After going public at $25 a share, shares of Kors are up over 72 percent so far this year. A secondary offering of 25 million shares, expected to close Wednesday, has the stock priced at $47 a share. In other words, Kors is about to make serious bank--even more than before. At the initial offering, Kors netted himself a cool $117 million and if this secondary offering goes as planned, the designer will realize another $139.5 million. Forbes has estimated the designer's net worth will reach the billions soon, when the KORS stock price hits $63.25. In other words, we can expect to see Kors' name on Forbes' billionaire list next year.
Overall, Wednesday's offering will raise $1.18 billion: Chairman and chief executive officer John Idol will bring in $81.3 million and the Lawrence Stroll and Silas Chou’s Sportswear Holdings will raise $550.8 million. Kors's stock price gives the company a total market capitalization of $8.97 billion and a price-to-earnings ratio of 114.6, which puts the company in a whole new league, and could pave the way for similar success for other fashion brands.
Brands like Kate Spade and Tory Burch. “It’s really raised the valuation or the perception of what the Kate Spade brand could be worth,” Corinna Freedman, an analyst at Wedbush Securities Inc, told WWD. “It’s also very similar to C. Wonder, to Tory Burch. It’s the new bridge. It’s probably why bridge [areas] in department stores have been underperforming, because there are all these younger, hipper interpretations of what that customer is now.” [Ed. note: Erm, did she not get the memo that C.Wonder and Tory Burch have nothing to do with each other--and that there's actually some bad blood there? Hmmm...]
Apparently the key to success is the company's focus on accessories, which is a higher margin business than apparel, and it's position as "accessible luxury" in the market.
"It’s luxury for that lower-tier customer," Freedman said. "It’s great merchandising to sort of skirt the line between luxury and accessible luxury.”
While fashion firms may be inspired by Kors' success--and are gunning for more money from buyers--not everyone is going to be quite as successful as Kors when it comes to Wall Street. “It took [Kors] a long time to get there, and it took that business a long time to get there,” Douglas Hand, an attorney representing designers at Hand Baldachin & Amburgey, told WWD. “He’s been relevant for three decades.
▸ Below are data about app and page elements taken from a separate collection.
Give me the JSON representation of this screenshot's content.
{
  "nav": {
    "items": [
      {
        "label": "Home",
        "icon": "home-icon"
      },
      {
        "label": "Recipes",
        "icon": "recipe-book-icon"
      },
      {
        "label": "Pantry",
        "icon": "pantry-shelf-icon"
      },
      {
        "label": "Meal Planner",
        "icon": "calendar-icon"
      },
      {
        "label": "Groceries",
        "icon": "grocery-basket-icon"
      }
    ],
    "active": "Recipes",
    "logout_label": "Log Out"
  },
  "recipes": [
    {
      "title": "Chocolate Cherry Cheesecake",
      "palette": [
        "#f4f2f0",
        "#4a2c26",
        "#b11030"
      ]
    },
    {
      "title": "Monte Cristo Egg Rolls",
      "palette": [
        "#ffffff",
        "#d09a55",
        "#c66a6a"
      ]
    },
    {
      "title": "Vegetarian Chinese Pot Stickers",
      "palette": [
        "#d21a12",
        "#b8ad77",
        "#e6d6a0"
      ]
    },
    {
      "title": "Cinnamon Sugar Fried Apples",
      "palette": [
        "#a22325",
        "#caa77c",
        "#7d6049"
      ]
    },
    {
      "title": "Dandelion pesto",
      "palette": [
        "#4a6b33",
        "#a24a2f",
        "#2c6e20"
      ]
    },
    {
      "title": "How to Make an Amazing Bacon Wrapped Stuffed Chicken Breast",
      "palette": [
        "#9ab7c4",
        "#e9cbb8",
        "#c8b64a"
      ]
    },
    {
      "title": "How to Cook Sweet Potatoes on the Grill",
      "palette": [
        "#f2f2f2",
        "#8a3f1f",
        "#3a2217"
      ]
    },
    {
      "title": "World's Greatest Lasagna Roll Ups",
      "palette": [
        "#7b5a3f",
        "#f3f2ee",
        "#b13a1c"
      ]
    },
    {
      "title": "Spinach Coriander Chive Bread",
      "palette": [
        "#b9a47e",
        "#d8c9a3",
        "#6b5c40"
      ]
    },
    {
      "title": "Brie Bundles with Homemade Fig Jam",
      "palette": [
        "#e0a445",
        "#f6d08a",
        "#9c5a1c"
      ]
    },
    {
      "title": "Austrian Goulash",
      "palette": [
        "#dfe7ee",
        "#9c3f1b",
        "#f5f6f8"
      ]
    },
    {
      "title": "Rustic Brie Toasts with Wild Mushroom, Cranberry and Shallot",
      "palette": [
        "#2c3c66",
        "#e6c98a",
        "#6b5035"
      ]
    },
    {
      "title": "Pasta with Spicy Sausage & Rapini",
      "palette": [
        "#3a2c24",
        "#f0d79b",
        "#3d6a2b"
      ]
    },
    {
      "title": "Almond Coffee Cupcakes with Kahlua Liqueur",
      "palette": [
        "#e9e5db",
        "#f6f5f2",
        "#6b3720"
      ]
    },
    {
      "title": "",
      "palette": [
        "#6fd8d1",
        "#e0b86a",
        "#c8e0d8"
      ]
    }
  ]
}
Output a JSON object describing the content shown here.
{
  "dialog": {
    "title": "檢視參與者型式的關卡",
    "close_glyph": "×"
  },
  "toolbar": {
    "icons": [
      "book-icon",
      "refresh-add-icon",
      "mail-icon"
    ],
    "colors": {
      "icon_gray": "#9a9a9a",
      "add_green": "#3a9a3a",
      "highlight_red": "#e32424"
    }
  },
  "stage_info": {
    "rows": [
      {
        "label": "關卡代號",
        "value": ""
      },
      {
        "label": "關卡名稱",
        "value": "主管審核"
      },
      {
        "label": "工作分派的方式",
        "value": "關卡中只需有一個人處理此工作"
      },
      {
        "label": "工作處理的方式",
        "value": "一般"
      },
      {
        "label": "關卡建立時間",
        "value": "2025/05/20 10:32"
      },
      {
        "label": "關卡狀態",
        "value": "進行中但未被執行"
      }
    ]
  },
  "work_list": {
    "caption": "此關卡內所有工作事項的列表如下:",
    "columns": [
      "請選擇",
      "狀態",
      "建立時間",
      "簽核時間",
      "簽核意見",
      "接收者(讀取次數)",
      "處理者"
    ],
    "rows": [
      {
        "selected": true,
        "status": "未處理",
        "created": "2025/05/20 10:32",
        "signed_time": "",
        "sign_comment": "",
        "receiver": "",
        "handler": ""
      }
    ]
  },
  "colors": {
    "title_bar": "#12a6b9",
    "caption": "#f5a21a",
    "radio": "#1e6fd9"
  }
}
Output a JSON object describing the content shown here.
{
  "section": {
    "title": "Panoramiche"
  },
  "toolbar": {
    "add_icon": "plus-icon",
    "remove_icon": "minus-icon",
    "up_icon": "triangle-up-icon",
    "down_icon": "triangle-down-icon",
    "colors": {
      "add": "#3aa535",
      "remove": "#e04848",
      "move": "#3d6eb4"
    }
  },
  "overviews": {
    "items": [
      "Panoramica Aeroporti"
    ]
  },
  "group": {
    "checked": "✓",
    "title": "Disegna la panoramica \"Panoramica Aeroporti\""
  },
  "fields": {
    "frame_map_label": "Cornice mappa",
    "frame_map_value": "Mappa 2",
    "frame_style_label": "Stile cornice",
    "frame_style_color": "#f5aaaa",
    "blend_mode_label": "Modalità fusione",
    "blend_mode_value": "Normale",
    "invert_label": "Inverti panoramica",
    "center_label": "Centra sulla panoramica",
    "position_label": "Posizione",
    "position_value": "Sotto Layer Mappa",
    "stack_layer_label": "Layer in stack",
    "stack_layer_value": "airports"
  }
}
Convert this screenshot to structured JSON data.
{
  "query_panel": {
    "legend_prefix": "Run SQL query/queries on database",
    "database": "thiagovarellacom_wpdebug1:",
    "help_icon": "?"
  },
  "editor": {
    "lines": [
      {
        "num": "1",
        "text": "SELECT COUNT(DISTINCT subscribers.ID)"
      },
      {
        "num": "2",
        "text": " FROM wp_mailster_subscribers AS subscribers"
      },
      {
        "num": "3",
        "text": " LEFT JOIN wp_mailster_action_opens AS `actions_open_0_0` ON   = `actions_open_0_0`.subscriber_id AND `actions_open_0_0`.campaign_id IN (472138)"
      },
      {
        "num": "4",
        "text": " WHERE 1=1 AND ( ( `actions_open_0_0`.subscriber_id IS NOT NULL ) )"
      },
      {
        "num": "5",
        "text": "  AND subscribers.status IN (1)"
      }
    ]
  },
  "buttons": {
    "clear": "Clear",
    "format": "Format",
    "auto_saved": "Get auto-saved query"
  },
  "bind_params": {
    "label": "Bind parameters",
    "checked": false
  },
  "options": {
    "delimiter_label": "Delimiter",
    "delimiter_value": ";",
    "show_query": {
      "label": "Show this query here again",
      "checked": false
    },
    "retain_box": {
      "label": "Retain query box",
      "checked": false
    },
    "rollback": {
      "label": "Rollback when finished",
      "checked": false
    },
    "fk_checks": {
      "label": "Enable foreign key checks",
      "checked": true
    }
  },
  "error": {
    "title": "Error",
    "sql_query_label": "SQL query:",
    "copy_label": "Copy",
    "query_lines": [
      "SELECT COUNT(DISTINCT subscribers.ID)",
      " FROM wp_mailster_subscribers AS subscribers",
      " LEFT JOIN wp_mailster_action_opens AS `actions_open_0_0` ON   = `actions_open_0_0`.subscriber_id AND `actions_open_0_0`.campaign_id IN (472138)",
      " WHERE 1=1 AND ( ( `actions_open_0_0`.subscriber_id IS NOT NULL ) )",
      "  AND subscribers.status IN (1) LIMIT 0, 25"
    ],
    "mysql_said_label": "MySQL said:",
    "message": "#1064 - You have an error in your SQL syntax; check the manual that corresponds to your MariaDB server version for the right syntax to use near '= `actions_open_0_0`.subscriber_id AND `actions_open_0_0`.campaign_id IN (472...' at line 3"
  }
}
It’s an objective measure, and it’s a high measure, so people will fly to it as justifying a valuation.”
Whether or not other brands will be able to achieve the same kind of success in the market remains to be seen, but one thing's for sure: Kors has definitely started a new fashion-forward trend in the finance world.